  • diet variation;
  • emerging infectious disease;
  • foraging theory;
  • Oryctolagus cuniculus ;
  • rabbit haemorrhagic disease;
  • territory;
  • western Europe


1. A long-standing question in ecology is how natural populations respond to a changing environment. Emergent optimal foraging theory-based models for individual variation go beyond the population level and predict how its individuals would respond to disturbances that produce changes in resource availability.

2. Evaluating variations in resource use patterns at the intrapopulation level in wild populations under changing environmental conditions would allow to further advance in the research on foraging ecology and evolution by gaining a better idea of the underlying mechanisms explaining trophic diversity.

3. In this study, we use a large spatio-temporal scale data set (western continental Europe, 1968–2006) on the diet of Bonelli’s Eagle Aquila fasciata breeding pairs to analyse the predator trophic responses at the intrapopulation level to a prey population crash. In particular, we borrow metrics from studies on network structure and intrapopulation variation to understand how an emerging infectious disease [the rabbit haemorrhagic disease (RHD)] that caused the density of the eagle’s primary prey (rabbit Oryctolagus cuniculus) to dramatically drop across Europe impacted on resource use patterns of this endangered raptor.

4. Following the major RHD outbreak, substantial changes in Bonelli’s Eagle’s diet diversity and organisation patterns at the intrapopulation level took place. Dietary variation among breeding pairs was larger after than before the outbreak.
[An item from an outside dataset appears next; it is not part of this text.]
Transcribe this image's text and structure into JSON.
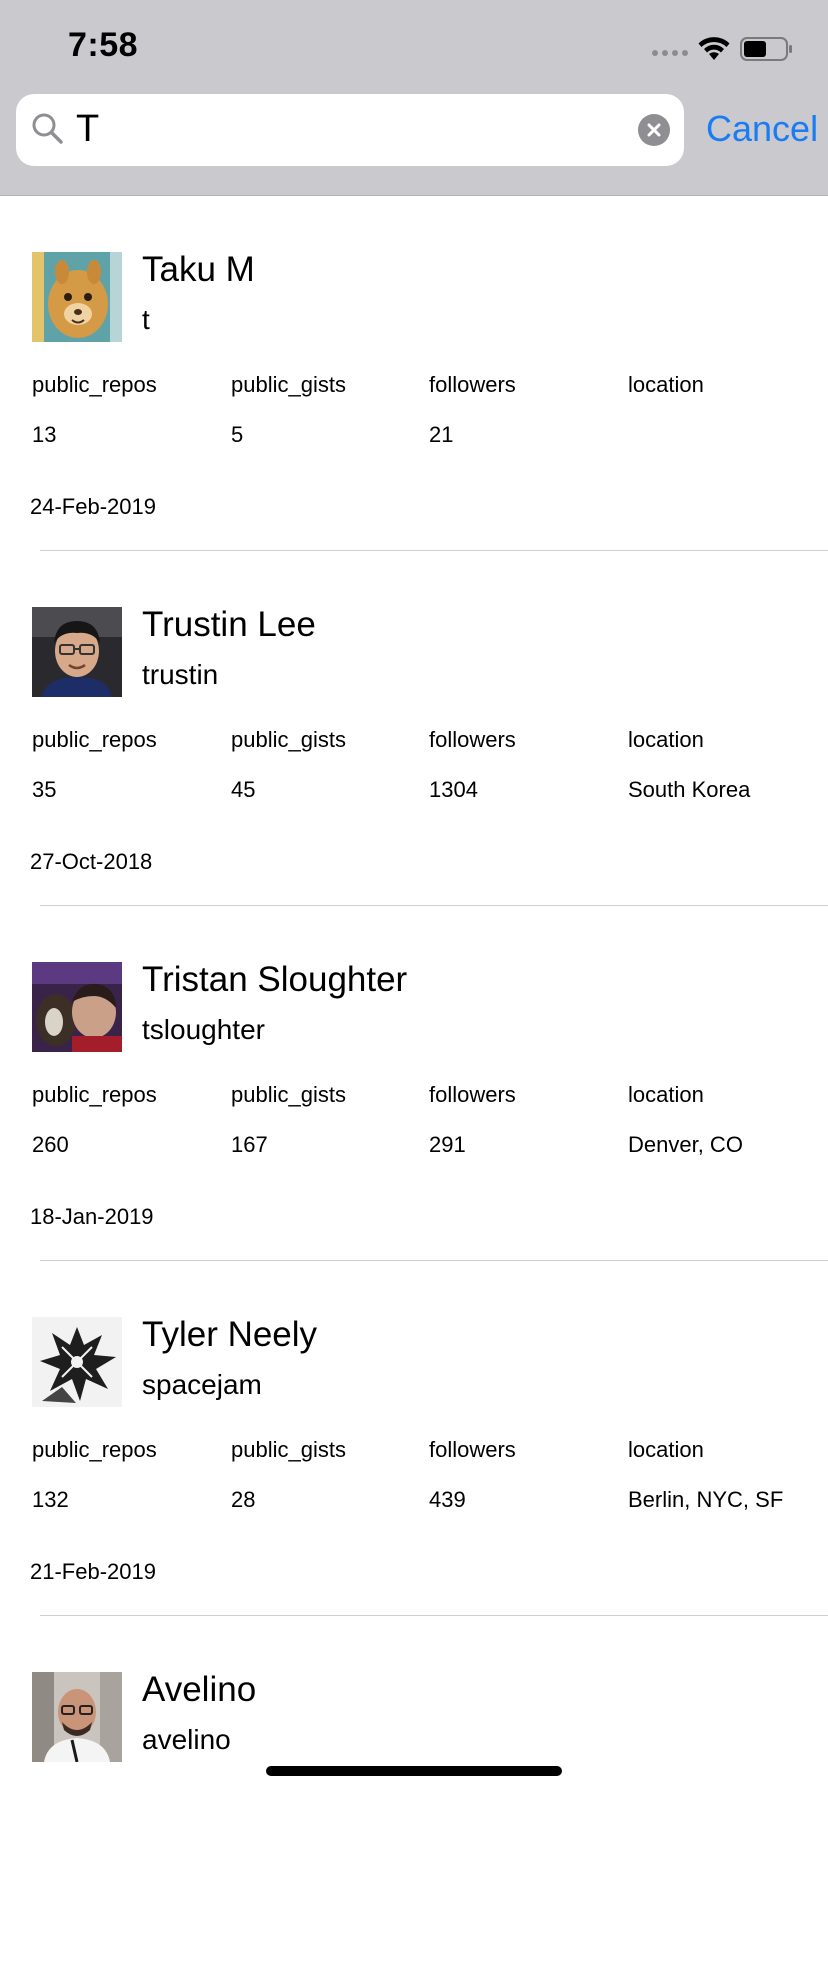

Before RHD, there were no clusters of pairs with similar diets, but significant clustering emerged after RHD. Moreover, diets at the pair level presented a nested pattern before RHD, but not after.

5. Here, we reveal how intrapopulation patterns of resource use can quantitatively and qualitatively vary, given drastic changes in resource availability.

6. For the first time, we show that a pathogen of a prey species can indirectly impact the intrapopulation patterns of resource use of an endangered predator.